Vaccine efficacy varies between the companies and among different age groups. That’s for a number of reasons: the trials were conducted during waves of different variants, trials for kids were relatively small, and very few kids tested positive for COVID-19 in the short time period during which they were studied. The studies also looked at different outcomes, with some focusing on COVID-19 infections as a measure of the vaccine’s effectiveness, while others focused on symptoms of severe disease and hospitalization. The bottom line is that both mRNA vaccines were found to be safe and efficacious against serious disease in all age groups.
Parents who want to get their young children vaccinated now have decisions to make, and figuring out when to vaccinate your kids—and with which vaccine—can be confusing.
Here’s a visual guide to understanding the similarities and differences between the vaccines.
- What a Photographer Saw in the West Bank
- The Dirty Secrets of Alternative Plastics
- Accenture’s Chief AI Officer on Why This Is a Defining Moment
- We Should Get Paid for Our Online Data: Column
- Inside COP28's Big 'Experiment'
- The 100 Must-Read Books of 2023
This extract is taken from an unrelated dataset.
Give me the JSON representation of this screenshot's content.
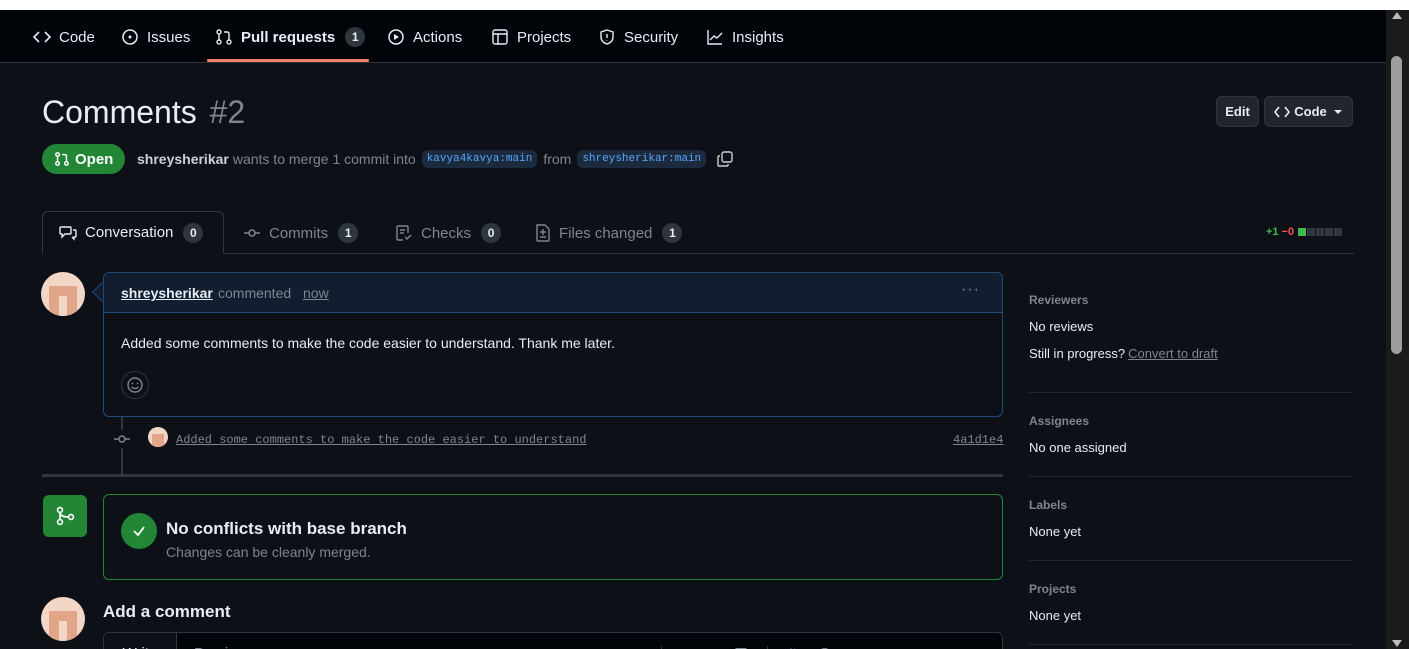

- The Top 100 Photos of 2023
- Want Weekly Recs on What to Watch, Read, and More? Sign Up for Worth Your Time